So these numbers are basically the "range" of gears covered by a cassette.
You might imagine that a large range (e.g. 11-32) is good, as it would give you lots of teeth to climb steep hills, but also a small cog which you can use to power downhill. And this is correct, but there is also a flip-side. A larger range of sprockets means that there can sometimes be a jump of a few teeth between each sprocket, which can be less smooth when changing gear. Hence, if you don't actually need the large range, a smaller range would give you a smoother ride.
As regards which one you should choose, it's not really down to whether you're a beginner or not, more to do with how good a climber you are. If you feel you might struggle going uphill, a 32-tooth sprocket is probably going to be a good choice for you.
The other thing to remember is that, when you're thinking about gears, the cassette is only half of the story, the other half being the cranks.
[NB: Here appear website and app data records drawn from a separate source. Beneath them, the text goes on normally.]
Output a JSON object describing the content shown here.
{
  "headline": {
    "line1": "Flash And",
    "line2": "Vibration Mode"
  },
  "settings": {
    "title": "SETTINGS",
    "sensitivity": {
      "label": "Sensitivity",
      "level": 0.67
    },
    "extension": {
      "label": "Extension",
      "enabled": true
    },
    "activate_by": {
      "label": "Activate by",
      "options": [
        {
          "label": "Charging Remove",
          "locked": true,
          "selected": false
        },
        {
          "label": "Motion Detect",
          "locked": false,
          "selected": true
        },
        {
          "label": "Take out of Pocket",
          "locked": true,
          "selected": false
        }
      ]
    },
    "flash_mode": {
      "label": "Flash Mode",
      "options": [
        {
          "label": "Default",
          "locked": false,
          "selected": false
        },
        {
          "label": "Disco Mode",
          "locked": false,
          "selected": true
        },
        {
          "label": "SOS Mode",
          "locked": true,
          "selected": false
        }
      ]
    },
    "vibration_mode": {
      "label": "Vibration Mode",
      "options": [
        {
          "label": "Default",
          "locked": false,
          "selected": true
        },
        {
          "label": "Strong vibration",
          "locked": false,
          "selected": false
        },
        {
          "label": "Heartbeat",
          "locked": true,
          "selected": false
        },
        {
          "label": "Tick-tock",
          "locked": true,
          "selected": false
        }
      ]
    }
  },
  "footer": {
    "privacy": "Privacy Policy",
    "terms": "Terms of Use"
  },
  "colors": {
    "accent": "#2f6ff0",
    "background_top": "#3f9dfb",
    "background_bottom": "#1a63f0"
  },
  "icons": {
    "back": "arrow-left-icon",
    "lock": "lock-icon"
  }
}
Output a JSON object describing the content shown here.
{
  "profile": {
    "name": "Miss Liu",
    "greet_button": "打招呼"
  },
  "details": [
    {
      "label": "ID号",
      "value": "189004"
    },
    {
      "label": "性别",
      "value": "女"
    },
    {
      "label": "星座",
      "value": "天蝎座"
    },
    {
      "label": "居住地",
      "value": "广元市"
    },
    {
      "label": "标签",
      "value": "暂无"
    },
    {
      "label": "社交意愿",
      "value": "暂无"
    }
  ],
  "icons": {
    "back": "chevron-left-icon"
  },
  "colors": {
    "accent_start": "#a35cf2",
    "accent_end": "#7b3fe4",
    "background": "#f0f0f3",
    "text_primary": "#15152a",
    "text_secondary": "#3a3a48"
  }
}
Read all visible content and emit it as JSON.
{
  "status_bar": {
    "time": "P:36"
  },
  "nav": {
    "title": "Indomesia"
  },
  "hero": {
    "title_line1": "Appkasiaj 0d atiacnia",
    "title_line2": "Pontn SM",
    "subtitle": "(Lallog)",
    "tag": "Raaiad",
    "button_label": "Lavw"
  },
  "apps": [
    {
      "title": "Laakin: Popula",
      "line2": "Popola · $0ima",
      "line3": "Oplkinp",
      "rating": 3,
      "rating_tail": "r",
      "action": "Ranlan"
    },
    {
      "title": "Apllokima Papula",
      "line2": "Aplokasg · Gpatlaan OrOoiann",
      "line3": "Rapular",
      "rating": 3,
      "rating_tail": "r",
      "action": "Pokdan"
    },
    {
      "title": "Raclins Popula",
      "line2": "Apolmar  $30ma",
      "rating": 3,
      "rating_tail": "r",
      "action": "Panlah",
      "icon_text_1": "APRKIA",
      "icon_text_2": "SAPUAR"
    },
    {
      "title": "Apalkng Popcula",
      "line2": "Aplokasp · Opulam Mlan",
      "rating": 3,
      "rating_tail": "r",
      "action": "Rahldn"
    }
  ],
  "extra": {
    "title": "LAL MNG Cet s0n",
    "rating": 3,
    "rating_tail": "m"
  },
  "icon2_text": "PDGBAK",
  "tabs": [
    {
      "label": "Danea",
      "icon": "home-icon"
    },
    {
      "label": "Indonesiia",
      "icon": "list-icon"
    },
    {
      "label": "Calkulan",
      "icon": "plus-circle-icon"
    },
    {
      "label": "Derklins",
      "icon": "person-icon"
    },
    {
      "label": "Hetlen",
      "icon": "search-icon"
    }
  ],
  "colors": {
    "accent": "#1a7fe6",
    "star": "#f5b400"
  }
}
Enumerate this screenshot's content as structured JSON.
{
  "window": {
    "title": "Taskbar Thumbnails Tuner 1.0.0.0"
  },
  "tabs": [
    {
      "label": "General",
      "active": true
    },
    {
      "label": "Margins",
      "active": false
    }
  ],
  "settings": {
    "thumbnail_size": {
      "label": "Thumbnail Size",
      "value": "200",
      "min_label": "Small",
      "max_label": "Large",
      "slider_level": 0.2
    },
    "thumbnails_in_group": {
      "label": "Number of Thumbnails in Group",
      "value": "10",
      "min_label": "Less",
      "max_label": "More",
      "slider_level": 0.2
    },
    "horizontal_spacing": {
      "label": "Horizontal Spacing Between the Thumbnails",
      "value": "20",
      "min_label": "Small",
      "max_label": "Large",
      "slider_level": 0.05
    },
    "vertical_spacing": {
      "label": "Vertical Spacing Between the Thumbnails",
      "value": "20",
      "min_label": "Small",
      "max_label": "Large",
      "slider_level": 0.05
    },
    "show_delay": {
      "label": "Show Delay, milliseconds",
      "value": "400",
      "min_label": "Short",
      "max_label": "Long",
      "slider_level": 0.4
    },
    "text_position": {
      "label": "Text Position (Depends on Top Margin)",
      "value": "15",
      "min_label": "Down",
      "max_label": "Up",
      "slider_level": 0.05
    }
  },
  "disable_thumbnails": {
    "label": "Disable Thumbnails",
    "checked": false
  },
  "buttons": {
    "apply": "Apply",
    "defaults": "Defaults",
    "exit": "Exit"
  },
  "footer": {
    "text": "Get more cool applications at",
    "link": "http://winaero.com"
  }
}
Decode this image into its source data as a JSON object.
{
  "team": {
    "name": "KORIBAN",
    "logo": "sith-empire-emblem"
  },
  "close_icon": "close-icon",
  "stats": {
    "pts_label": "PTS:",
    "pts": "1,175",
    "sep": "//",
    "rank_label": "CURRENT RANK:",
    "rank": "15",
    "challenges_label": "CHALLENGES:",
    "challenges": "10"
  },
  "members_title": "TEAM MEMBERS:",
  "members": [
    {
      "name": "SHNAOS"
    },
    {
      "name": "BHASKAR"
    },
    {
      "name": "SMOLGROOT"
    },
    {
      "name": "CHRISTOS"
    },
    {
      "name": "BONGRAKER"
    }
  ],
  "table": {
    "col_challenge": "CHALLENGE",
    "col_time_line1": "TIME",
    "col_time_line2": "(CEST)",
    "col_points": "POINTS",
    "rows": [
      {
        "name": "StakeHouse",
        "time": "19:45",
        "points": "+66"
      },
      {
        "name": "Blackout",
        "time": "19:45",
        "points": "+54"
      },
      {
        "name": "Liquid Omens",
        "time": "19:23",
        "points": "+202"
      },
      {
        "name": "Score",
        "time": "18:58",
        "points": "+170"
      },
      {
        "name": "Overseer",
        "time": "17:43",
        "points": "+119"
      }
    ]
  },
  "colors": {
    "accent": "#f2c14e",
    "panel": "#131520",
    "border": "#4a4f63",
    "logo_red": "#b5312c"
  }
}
The number of chainrings, and the number of teeth on each chainring, will also affect the gear range and smoothness. But that's probably a different question...
Numbers denote number of teeth on smallest cog i.e. 11-32 has smallest cog with 11 teeth, and largest with 32 teeth.
11-32 gives you larger range of transmission ratios while 12-25 gives you smoother steps between the speeds. When calculating which one to choose also take into account number of teeth you have in front, and the kind of terrain you would like to drive. Also make sure your rear derailleur has capacity to consume chain slack for your given combination
Smoother steps between the gears is a nice to have - but if the gearing is not suitable to you - it becomes irrelevant.
It's mentioned in the answer above "rear derailleur has capacity". This refers to the the length of the cage on the rear derrailleur. They come in three varieties (with Shimano anyway) - short, medium and long. Each length has a specified teeth capacity.
The teeth capacity required is calculated as the total difference between smallest and largest sprockets on both chainset and cassette. ie. 50/34 with a 28/11 is 33t - check with the manufacturer but iirc this is a medium cage.
(to complicate things - you can always squeeze a few extra teeth beyond the manufacturer's suggestion).
The number of "speeds" or count of cogs is also an important number, which hasn't been stated in your initial question.
A bike set up with N speeds or "gears in the rear cassette" can have the cassette swapped for others with different tooth counts, BUT you're stuck with the number of speeds.
In other words, a 9 speed bike has 9 distinct cogs in the back; you can see and count them. A replacement cassette MUST have the same number of gears, otherwise you start down the slippery slope of knock-on upgrades, and have to change your shifter lever and chain, then perhaps the derailleur. And the cables may as well be changed too.
So properly-speaking a cassette is described as "11-32, 10 speed" or "12-25, 8 speed"